a) b) c) Figure 5: Inspection of an aluminum nose inlet housing . Columbus.a) C-scan of circumferential flaw. c) photo of the flawed area (defect extended ~ 15 mils below the surface pitting). OH. November 2007]: pp 135-142 © Copyright 2007. NV.ASNT Fall Conference and Quality Testing Show 2007 [Las Vegas. 2011. American Society for Nondestructive Testing. b) corresponding impedance plane and strip chart data. 140 .

ASNT Fall Conference and Quality Testing Show 2007 [Las Vegas. November 2007]: pp 135-142 © Copyright 2007. NV. c) mag particle image of largest crack. 2011. American Society for Nondestructive Testing. b) impedance plane data of cracks. Columbus. a) b) c) Figure 6: Cracks on cylinder ID – a) eddy current C-scan. 141 . OH.
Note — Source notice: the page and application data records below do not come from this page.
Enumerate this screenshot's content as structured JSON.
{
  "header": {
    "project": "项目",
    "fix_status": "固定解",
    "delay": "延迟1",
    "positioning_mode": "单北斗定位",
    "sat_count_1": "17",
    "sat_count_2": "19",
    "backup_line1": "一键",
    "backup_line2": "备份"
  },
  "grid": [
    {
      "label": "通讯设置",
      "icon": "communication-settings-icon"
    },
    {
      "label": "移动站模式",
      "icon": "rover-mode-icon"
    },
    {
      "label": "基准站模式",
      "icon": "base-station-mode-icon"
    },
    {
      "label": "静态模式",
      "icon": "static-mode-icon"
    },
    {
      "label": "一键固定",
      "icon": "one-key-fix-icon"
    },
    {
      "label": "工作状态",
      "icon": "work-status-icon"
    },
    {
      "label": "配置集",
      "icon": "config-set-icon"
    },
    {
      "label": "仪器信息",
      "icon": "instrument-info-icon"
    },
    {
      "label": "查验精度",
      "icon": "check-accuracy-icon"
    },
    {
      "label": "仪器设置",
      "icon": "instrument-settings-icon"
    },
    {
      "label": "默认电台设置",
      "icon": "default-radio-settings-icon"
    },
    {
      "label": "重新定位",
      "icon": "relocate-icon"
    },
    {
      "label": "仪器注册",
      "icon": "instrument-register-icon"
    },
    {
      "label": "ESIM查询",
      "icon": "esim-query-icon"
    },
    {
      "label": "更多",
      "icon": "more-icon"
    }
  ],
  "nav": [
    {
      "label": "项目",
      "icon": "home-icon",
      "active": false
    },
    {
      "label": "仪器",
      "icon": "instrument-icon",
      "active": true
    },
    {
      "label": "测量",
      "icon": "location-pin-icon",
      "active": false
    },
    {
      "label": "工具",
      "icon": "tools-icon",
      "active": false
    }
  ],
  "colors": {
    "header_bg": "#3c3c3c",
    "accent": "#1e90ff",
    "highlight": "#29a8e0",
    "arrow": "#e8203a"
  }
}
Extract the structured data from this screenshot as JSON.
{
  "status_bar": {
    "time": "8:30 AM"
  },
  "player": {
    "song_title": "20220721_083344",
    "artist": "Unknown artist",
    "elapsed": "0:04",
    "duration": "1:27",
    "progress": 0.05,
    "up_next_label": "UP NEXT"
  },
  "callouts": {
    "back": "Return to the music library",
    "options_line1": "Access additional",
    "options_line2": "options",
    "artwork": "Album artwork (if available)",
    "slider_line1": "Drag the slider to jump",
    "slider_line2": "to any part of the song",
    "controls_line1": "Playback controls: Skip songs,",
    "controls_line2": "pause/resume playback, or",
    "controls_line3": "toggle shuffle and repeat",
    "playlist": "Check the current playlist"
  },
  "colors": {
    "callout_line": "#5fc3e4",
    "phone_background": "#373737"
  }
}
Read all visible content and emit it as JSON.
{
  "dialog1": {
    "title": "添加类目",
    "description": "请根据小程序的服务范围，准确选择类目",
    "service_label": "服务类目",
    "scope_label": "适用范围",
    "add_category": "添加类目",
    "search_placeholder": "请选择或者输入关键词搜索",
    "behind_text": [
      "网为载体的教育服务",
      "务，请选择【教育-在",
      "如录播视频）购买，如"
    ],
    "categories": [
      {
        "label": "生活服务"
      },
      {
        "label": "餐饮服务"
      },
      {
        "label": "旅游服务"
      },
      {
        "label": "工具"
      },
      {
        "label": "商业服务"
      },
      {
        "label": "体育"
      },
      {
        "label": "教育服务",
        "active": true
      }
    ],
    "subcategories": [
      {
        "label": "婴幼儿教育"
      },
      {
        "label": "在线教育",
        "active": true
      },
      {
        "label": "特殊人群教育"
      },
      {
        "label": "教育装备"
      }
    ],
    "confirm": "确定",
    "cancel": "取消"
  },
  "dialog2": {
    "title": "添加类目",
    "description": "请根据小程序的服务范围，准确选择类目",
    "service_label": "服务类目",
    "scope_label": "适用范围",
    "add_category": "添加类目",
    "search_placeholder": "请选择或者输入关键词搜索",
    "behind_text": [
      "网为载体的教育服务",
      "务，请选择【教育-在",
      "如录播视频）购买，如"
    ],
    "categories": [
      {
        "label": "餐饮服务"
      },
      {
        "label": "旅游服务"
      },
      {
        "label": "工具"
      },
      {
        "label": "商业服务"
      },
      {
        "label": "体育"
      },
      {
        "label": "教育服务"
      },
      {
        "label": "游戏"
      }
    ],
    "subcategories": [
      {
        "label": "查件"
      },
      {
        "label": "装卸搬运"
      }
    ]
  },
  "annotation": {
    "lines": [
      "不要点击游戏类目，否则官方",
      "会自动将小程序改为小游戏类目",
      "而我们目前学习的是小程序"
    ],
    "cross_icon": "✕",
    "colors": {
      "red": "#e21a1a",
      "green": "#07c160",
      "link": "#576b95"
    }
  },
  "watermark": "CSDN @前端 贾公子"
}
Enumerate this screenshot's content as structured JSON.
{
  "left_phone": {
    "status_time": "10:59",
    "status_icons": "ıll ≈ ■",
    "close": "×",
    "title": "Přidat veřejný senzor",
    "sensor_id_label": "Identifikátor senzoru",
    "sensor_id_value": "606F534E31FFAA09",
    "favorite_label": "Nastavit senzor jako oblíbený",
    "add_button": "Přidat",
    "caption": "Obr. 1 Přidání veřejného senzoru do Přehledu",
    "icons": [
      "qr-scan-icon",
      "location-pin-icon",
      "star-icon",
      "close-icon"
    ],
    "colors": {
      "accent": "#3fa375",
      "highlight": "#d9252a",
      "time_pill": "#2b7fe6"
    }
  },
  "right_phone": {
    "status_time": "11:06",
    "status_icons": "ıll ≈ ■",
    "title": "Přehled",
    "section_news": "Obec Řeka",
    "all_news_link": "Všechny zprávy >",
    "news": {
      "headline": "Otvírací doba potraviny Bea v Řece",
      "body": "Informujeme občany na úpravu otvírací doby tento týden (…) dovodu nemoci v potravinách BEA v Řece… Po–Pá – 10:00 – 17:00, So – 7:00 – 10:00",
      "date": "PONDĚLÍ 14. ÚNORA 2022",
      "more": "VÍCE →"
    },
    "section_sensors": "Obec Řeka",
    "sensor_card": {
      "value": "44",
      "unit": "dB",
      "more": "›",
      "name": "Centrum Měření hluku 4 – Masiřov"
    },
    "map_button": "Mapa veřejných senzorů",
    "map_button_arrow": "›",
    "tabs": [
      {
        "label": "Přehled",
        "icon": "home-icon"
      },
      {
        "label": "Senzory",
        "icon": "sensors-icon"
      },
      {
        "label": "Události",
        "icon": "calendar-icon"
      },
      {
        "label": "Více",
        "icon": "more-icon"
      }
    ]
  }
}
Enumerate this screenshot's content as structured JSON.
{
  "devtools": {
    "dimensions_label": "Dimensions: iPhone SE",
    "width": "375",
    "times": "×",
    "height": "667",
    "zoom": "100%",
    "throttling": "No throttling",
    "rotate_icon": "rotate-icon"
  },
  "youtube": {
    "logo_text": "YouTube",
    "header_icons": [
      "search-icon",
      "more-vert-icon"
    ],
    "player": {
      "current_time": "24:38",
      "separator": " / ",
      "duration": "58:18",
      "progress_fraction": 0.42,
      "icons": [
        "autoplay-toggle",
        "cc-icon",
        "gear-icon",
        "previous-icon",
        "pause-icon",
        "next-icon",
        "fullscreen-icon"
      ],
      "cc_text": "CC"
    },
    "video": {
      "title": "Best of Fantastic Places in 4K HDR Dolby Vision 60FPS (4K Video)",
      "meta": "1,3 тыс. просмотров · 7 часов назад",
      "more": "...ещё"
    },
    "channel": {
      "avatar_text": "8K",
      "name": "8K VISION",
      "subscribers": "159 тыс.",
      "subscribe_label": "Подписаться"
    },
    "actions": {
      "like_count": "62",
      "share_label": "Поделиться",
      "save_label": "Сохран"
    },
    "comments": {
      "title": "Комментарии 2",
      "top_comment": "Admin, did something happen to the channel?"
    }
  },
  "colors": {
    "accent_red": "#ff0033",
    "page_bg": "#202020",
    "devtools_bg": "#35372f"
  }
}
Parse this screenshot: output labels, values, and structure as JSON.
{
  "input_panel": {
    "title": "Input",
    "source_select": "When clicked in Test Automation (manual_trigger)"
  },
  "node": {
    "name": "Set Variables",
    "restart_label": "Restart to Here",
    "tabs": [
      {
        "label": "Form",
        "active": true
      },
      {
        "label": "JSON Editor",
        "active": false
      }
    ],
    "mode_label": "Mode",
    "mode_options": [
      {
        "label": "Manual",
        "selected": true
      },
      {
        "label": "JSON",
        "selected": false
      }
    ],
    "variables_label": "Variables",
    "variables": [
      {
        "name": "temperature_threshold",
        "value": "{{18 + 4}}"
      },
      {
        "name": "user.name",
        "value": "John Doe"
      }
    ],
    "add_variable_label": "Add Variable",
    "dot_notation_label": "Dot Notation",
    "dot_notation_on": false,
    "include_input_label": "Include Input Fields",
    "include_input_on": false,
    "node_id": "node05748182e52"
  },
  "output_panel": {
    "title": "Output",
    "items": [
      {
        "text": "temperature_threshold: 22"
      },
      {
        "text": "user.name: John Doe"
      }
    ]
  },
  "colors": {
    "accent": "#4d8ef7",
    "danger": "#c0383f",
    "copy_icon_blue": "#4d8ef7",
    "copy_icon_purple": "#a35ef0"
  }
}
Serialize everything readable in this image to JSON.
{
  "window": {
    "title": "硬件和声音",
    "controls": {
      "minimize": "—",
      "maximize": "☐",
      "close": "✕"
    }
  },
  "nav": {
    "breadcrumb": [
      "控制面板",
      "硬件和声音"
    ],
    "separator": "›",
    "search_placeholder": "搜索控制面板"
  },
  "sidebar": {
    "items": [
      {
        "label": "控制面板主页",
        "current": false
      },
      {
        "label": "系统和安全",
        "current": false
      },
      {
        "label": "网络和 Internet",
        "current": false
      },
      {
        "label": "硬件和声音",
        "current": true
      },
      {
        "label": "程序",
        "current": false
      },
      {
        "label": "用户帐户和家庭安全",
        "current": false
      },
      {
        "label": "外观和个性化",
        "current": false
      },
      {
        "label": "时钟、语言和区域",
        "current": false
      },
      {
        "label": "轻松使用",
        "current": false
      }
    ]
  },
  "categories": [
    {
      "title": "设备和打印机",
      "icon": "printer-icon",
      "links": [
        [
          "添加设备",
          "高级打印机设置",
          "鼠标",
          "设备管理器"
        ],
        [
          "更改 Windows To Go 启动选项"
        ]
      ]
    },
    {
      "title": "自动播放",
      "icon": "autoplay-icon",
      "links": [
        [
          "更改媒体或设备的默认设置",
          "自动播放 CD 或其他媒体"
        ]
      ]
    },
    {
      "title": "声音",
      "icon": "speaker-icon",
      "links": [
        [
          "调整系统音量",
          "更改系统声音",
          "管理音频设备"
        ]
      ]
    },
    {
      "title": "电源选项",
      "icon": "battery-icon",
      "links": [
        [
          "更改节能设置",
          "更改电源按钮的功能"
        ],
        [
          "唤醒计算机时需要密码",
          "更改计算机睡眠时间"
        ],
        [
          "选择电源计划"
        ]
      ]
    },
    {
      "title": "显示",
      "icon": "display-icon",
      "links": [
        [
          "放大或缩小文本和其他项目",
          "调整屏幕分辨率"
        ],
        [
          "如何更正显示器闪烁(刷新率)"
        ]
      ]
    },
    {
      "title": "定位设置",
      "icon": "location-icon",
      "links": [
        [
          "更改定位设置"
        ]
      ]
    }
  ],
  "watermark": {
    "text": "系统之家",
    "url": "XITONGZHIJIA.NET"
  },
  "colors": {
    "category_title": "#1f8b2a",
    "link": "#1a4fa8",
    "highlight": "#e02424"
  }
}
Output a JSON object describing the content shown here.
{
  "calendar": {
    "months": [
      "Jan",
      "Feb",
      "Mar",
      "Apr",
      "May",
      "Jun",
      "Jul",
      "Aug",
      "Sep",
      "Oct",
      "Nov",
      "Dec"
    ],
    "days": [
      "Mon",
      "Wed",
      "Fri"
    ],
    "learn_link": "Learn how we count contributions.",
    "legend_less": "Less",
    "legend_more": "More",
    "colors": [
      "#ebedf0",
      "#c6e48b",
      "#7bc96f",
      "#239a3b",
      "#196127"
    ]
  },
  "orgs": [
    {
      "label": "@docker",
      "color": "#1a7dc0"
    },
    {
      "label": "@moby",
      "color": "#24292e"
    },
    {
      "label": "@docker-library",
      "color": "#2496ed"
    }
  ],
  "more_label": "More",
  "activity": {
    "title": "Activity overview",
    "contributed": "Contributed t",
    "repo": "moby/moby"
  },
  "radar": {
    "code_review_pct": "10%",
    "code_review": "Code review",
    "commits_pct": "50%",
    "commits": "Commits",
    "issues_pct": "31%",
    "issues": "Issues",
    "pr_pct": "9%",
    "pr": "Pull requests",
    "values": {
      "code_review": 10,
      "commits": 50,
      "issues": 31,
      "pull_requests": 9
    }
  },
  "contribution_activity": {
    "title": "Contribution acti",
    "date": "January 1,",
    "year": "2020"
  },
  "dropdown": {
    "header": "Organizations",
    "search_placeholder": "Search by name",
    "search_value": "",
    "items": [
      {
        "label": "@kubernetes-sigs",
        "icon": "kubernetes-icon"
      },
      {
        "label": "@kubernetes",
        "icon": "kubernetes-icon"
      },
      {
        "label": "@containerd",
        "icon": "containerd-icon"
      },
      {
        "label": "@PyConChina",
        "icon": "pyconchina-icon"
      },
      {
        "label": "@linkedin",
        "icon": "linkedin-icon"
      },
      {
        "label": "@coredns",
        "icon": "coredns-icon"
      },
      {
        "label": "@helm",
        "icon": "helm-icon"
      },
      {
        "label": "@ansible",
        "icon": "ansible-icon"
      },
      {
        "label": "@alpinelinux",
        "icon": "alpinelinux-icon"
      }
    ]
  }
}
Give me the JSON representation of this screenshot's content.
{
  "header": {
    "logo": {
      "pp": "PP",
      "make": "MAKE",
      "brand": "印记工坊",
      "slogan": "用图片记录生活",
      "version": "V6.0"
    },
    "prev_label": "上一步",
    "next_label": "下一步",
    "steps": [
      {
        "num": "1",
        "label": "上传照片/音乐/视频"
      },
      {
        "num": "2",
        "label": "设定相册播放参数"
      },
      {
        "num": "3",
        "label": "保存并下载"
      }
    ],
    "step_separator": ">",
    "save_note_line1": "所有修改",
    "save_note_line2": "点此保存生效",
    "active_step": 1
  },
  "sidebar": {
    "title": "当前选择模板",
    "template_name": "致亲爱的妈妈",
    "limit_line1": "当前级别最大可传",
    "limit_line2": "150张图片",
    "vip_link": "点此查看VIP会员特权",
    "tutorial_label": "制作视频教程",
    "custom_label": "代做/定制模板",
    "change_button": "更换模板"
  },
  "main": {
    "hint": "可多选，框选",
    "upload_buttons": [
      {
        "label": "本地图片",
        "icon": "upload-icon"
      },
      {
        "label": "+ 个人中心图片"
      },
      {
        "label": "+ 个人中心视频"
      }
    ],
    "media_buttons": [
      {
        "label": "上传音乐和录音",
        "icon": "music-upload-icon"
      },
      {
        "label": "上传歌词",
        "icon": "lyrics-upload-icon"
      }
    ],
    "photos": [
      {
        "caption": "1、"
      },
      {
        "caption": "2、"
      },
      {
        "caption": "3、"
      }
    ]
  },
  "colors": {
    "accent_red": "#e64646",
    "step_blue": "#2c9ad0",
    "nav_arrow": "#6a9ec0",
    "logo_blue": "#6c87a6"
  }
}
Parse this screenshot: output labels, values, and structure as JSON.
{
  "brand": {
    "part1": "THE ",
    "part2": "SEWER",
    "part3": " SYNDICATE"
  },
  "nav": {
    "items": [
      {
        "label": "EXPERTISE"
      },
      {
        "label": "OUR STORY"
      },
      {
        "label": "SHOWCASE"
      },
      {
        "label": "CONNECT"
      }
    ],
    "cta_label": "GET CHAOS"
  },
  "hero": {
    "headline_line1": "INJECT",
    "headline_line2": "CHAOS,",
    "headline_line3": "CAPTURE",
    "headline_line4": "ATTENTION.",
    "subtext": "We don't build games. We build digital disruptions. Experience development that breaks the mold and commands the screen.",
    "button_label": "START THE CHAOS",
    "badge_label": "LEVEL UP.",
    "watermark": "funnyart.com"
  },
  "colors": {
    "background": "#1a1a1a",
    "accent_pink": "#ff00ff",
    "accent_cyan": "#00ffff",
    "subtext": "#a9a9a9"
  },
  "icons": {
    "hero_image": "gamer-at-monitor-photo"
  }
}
2011. OH. REFERENCES 1. SUMMARY An automated eddy current inspection system has been implemented for inspection of Space Shuttle RSRM metal hardware. NV. Hartman and Hibbert. Las Vegas. and provide evidence that the system is very reliable and capable of detecting the required flaw sizes. 2002. OR. Current findings on RSRM hardware are consistent with expectations. NV. November 2007]: pp 135-142 © Copyright 2007. “Probability of Detection Results of Eddy Current Inspection for Ferromagnetic Space Shuttle Solid Rocket Boosters”. “Automation of NDE on Space Shuttle Solid Rocket Motor Metal Components”. Paper Summaries of the 1995 ASNT Spring Conference and Fourth Annual Research Symposium. The NDE aspects of the system were thoroughly characterized through POD testing prior to and after installation. 2. 142 . Columbus. 1995. Abstracts of the ASNT Spring Conference and 11th Annual Research Symposium. Hartman and Kirby. American Society for Nondestructive Testing.ASNT Fall Conference and Quality Testing Show 2007 [Las Vegas. Portland.